== INFORMATION ==

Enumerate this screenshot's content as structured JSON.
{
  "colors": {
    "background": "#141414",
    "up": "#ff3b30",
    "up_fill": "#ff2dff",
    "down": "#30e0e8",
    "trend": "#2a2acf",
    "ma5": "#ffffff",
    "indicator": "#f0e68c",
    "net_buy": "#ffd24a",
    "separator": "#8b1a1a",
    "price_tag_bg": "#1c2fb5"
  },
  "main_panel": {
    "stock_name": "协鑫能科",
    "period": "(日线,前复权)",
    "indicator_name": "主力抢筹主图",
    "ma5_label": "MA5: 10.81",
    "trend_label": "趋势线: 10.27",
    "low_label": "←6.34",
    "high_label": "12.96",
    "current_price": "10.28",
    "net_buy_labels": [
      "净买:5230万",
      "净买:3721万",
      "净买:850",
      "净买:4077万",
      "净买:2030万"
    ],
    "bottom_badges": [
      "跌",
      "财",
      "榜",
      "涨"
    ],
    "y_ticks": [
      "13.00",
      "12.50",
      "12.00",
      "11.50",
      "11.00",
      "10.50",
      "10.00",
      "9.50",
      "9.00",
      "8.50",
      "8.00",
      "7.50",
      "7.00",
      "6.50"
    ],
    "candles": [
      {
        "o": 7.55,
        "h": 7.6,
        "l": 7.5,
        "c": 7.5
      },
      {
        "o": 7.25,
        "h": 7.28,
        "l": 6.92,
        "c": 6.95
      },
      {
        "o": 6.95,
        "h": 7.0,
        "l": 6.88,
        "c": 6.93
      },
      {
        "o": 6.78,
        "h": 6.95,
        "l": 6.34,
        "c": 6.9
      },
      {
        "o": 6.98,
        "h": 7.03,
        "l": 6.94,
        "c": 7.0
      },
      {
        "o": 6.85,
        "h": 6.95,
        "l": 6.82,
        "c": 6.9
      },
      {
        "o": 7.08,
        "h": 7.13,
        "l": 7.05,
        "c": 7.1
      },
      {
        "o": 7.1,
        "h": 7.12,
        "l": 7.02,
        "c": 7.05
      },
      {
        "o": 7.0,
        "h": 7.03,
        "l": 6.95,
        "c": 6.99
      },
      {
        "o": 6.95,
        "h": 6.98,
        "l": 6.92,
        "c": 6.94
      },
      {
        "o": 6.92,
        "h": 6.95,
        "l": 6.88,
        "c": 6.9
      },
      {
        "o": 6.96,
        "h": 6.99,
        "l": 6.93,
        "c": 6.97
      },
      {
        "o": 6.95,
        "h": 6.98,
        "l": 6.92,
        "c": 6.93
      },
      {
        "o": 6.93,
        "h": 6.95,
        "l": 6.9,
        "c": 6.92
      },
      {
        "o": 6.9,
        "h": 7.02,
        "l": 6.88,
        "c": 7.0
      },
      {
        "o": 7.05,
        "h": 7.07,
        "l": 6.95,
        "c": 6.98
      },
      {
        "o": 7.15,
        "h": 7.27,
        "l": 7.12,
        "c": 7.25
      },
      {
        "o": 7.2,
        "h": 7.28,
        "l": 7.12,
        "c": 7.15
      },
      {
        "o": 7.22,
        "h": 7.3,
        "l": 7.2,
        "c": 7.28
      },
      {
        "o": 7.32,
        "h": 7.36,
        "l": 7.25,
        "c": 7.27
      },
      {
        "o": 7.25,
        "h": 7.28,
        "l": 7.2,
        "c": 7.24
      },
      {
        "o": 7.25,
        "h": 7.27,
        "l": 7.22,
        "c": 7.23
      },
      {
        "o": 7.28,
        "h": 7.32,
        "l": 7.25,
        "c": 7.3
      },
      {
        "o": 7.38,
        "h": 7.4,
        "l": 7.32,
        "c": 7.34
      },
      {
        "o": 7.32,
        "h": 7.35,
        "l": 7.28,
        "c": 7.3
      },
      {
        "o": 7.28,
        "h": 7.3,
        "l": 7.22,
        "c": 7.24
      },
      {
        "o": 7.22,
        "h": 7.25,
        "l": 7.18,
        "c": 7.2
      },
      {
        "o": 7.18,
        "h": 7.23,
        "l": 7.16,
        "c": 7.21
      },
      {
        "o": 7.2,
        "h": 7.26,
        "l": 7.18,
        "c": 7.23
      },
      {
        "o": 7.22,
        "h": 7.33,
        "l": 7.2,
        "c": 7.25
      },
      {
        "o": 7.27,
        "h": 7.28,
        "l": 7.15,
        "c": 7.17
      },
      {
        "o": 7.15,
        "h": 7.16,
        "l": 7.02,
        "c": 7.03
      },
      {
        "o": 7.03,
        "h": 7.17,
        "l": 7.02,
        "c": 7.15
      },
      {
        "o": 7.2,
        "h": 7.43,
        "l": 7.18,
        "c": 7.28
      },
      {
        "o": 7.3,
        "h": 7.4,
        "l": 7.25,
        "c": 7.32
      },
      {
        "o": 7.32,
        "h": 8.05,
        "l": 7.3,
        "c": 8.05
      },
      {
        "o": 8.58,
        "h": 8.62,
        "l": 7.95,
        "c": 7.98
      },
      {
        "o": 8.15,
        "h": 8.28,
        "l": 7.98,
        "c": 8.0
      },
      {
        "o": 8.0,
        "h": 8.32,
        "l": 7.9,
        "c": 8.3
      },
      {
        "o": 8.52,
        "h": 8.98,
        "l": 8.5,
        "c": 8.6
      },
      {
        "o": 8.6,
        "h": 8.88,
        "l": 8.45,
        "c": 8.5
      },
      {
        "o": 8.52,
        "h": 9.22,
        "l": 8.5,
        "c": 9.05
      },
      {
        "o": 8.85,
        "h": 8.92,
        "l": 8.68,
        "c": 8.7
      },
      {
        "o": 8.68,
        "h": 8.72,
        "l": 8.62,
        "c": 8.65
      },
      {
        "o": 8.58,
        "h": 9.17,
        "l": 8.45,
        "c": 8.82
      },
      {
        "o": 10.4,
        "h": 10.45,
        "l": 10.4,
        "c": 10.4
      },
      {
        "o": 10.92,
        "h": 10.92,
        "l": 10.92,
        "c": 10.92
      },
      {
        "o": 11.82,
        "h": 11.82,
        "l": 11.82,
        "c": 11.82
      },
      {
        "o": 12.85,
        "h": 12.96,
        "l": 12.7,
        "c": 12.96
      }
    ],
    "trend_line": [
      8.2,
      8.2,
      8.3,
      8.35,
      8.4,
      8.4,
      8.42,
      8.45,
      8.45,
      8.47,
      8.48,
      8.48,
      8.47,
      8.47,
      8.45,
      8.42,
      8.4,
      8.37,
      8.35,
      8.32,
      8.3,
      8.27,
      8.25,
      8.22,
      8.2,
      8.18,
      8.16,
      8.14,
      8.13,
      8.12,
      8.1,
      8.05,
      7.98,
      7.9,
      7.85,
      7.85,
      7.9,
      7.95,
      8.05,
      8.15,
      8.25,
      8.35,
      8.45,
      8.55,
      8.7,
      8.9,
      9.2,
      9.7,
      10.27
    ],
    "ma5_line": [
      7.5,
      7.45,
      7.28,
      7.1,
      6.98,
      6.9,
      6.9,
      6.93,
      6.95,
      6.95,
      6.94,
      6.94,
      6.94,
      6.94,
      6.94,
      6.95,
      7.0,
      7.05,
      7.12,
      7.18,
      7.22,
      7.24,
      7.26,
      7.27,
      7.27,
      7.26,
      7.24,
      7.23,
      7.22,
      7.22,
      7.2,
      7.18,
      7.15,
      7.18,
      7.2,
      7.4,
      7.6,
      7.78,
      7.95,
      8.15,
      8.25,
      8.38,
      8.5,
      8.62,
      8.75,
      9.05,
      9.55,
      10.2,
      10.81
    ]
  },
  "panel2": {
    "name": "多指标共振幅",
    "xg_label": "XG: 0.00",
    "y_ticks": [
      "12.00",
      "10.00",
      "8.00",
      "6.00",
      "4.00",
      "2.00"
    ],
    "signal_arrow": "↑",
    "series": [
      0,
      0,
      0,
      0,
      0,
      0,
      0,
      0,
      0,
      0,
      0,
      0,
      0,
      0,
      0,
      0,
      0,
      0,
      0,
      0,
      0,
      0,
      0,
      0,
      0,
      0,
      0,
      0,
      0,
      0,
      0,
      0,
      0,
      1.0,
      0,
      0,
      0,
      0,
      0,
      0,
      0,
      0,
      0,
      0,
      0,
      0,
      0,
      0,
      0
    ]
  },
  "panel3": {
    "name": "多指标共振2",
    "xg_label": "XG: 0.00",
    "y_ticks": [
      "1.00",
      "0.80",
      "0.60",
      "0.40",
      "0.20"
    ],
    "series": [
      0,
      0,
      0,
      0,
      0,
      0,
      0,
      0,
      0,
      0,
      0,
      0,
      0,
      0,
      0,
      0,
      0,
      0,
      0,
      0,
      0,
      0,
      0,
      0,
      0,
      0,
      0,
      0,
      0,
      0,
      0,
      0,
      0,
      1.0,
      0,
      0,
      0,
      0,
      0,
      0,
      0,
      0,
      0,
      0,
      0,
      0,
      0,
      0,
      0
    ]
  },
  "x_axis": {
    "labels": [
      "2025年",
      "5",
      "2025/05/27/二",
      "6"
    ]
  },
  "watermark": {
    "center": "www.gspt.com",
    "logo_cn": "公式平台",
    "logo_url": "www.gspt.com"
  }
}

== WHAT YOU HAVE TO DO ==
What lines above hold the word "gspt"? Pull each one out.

== RESULT OF THIS TASK ==
    "center": "www.gspt.com",
    "logo_url": "www.gspt.com"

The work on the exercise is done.